- WHAT YOU WILL DO
An unchanged copy of every record below, without pictures, is the goal.

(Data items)
%%
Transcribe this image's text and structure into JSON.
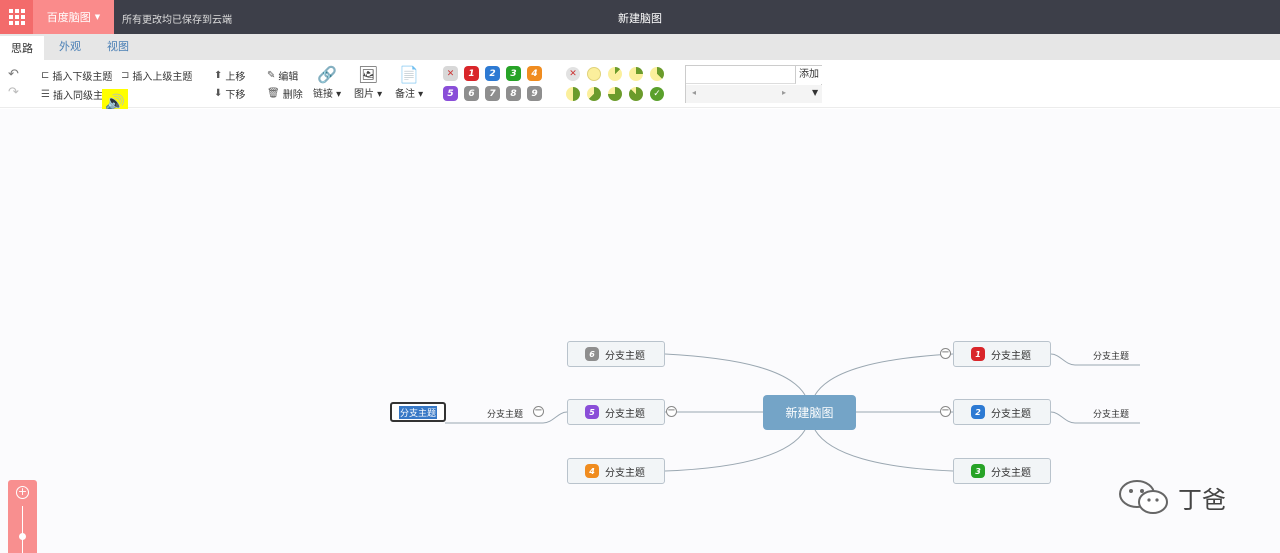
{
  "header": {
    "brand": "百度脑图",
    "saved_status": "所有更改均已保存到云端",
    "doc_title": "新建脑图"
  },
  "tabs": [
    {
      "label": "思路",
      "active": true
    },
    {
      "label": "外观",
      "active": false
    },
    {
      "label": "视图",
      "active": false
    }
  ],
  "toolbar": {
    "insert_child": "插入下级主题",
    "insert_parent": "插入上级主题",
    "insert_sibling": "插入同级主题",
    "move_up": "上移",
    "move_down": "下移",
    "edit": "编辑",
    "delete": "删除",
    "link": "链接",
    "image": "图片",
    "note": "备注",
    "priorities": [
      {
        "label": "✕",
        "color": "#d8d8d8",
        "text_color": "#c33"
      },
      {
        "label": "1",
        "color": "#d9252a"
      },
      {
        "label": "2",
        "color": "#2d7ad3"
      },
      {
        "label": "3",
        "color": "#27a327"
      },
      {
        "label": "4",
        "color": "#f08c1f"
      },
      {
        "label": "5",
        "color": "#8a4ed8"
      },
      {
        "label": "6",
        "color": "#8e8e8e"
      },
      {
        "label": "7",
        "color": "#8e8e8e"
      },
      {
        "label": "8",
        "color": "#8e8e8e"
      },
      {
        "label": "9",
        "color": "#8e8e8e"
      }
    ],
    "progress_levels": [
      "clear",
      "0",
      "1/8",
      "2/8",
      "3/8",
      "4/8",
      "5/8",
      "6/8",
      "7/8",
      "done"
    ],
    "tag_add": "添加"
  },
  "mindmap": {
    "root": "新建脑图",
    "nodes": [
      {
        "label": "分支主题",
        "priority": "6",
        "color": "#8e8e8e"
      },
      {
        "label": "分支主题",
        "priority": "5",
        "color": "#8a4ed8"
      },
      {
        "label": "分支主题",
        "priority": "4",
        "color": "#f08c1f"
      },
      {
        "label": "分支主题",
        "priority": "1",
        "color": "#d9252a"
      },
      {
        "label": "分支主题",
        "priority": "2",
        "color": "#2d7ad3"
      },
      {
        "label": "分支主题",
        "priority": "3",
        "color": "#27a327"
      }
    ],
    "leaves": [
      "分支主题",
      "分支主题",
      "分支主题"
    ],
    "editing_text": "分支主题"
  },
  "watermark": "丁爸"
}
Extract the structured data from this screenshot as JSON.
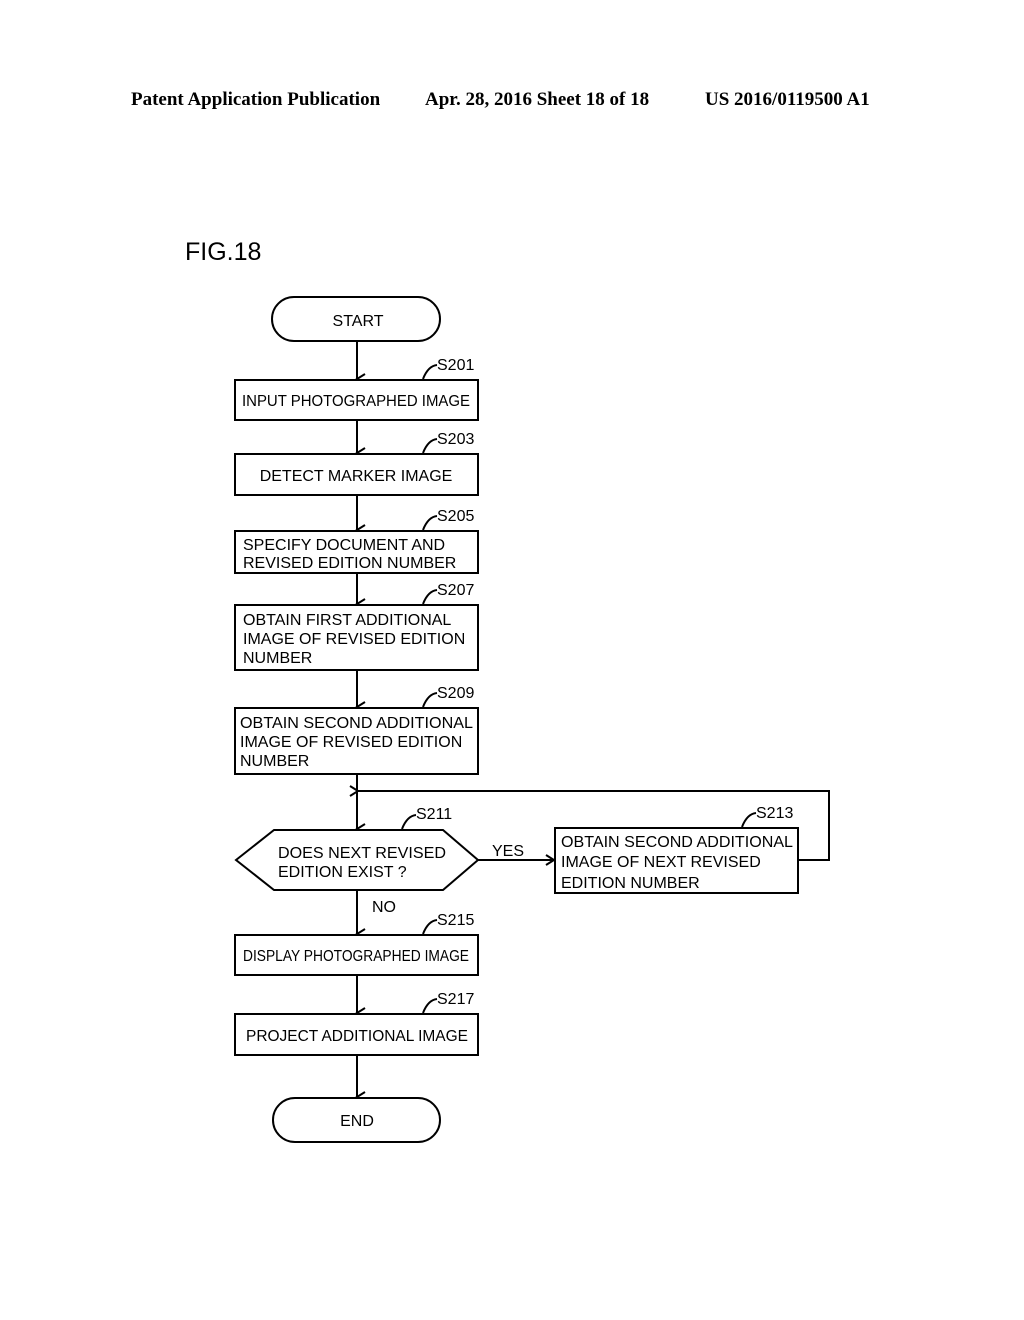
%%
- YOUR RESPONSE
Transcribe this image's text and structure into JSON.
{
  "header": {
    "brand": "百度脑图",
    "saved_status": "所有更改均已保存到云端",
    "doc_title": "新建脑图"
  },
  "tabs": [
    {
      "label": "思路",
      "active": true
    },
    {
      "label": "外观",
      "active": false
    },
    {
      "label": "视图",
      "active": false
    }
  ],
  "toolbar": {
    "insert_child": "插入下级主题",
    "insert_parent": "插入上级主题",
    "insert_sibling": "插入同级主题",
    "move_up": "上移",
    "move_down": "下移",
    "edit": "编辑",
    "delete": "删除",
    "link": "链接",
    "image": "图片",
    "note": "备注",
    "priorities": [
      {
        "label": "✕",
        "color": "#d8d8d8",
        "text_color": "#c33"
      },
      {
        "label": "1",
        "color": "#d9252a"
      },
      {
        "label": "2",
        "color": "#2d7ad3"
      },
      {
        "label": "3",
        "color": "#27a327"
      },
      {
        "label": "4",
        "color": "#f08c1f"
      },
      {
        "label": "5",
        "color": "#8a4ed8"
      },
      {
        "label": "6",
        "color": "#8e8e8e"
      },
      {
        "label": "7",
        "color": "#8e8e8e"
      },
      {
        "label": "8",
        "color": "#8e8e8e"
      },
      {
        "label": "9",
        "color": "#8e8e8e"
      }
    ],
    "progress_levels": [
      "clear",
      "0",
      "1/8",
      "2/8",
      "3/8",
      "4/8",
      "5/8",
      "6/8",
      "7/8",
      "done"
    ],
    "tag_add": "添加"
  },
  "mindmap": {
    "root": "新建脑图",
    "nodes": [
      {
        "label": "分支主题",
        "priority": "6",
        "color": "#8e8e8e"
      },
      {
        "label": "分支主题",
        "priority": "5",
        "color": "#8a4ed8"
      },
      {
        "label": "分支主题",
        "priority": "4",
        "color": "#f08c1f"
      },
      {
        "label": "分支主题",
        "priority": "1",
        "color": "#d9252a"
      },
      {
        "label": "分支主题",
        "priority": "2",
        "color": "#2d7ad3"
      },
      {
        "label": "分支主题",
        "priority": "3",
        "color": "#27a327"
      }
    ],
    "leaves": [
      "分支主题",
      "分支主题",
      "分支主题"
    ],
    "editing_text": "分支主题"
  },
  "watermark": "丁爸"
}
Extract the structured data from this screenshot as JSON.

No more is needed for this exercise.